*EXERCISE DETAILS*: Restating the records exactly is the whole task.

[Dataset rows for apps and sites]
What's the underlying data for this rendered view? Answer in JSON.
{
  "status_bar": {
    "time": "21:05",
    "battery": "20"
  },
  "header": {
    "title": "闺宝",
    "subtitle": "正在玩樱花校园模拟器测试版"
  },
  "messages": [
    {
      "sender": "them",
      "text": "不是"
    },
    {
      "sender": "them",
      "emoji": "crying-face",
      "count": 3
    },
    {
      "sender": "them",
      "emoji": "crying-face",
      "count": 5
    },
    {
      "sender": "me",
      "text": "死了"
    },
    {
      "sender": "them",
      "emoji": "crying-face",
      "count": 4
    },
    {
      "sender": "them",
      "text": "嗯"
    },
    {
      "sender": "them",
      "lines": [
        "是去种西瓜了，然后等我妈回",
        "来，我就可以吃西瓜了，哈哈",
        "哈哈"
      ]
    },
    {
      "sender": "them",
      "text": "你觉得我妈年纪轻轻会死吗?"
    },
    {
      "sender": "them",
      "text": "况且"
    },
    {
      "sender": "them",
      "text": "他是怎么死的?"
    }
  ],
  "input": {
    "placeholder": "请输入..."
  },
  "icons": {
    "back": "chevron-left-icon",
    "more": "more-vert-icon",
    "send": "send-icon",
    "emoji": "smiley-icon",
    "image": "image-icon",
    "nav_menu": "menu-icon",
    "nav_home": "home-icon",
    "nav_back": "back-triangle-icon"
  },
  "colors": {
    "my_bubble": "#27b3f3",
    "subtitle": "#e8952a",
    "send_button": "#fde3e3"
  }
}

*ANSWER TO THIS TASK*:
What's the underlying data for this rendered view? Answer in JSON.
{
  "status_bar": {
    "time": "21:05",
    "battery": "20"
  },
  "header": {
    "title": "闺宝",
    "subtitle": "正在玩樱花校园模拟器测试版"
  },
  "messages": [
    {
      "sender": "them",
      "text": "不是"
    },
    {
      "sender": "them",
      "emoji": "crying-face",
      "count": 3
    },
    {
      "sender": "them",
      "emoji": "crying-face",
      "count": 5
    },
    {
      "sender": "me",
      "text": "死了"
    },
    {
      "sender": "them",
      "emoji": "crying-face",
      "count": 4
    },
    {
      "sender": "them",
      "text": "嗯"
    },
    {
      "sender": "them",
      "lines": [
        "是去种西瓜了，然后等我妈回",
        "来，我就可以吃西瓜了，哈哈",
        "哈哈"
      ]
    },
    {
      "sender": "them",
      "text": "你觉得我妈年纪轻轻会死吗?"
    },
    {
      "sender": "them",
      "text": "况且"
    },
    {
      "sender": "them",
      "text": "他是怎么死的?"
    }
  ],
  "input": {
    "placeholder": "请输入..."
  },
  "icons": {
    "back": "chevron-left-icon",
    "more": "more-vert-icon",
    "send": "send-icon",
    "emoji": "smiley-icon",
    "image": "image-icon",
    "nav_menu": "menu-icon",
    "nav_home": "home-icon",
    "nav_back": "back-triangle-icon"
  },
  "colors": {
    "my_bubble": "#27b3f3",
    "subtitle": "#e8952a",
    "send_button": "#fde3e3"
  }
}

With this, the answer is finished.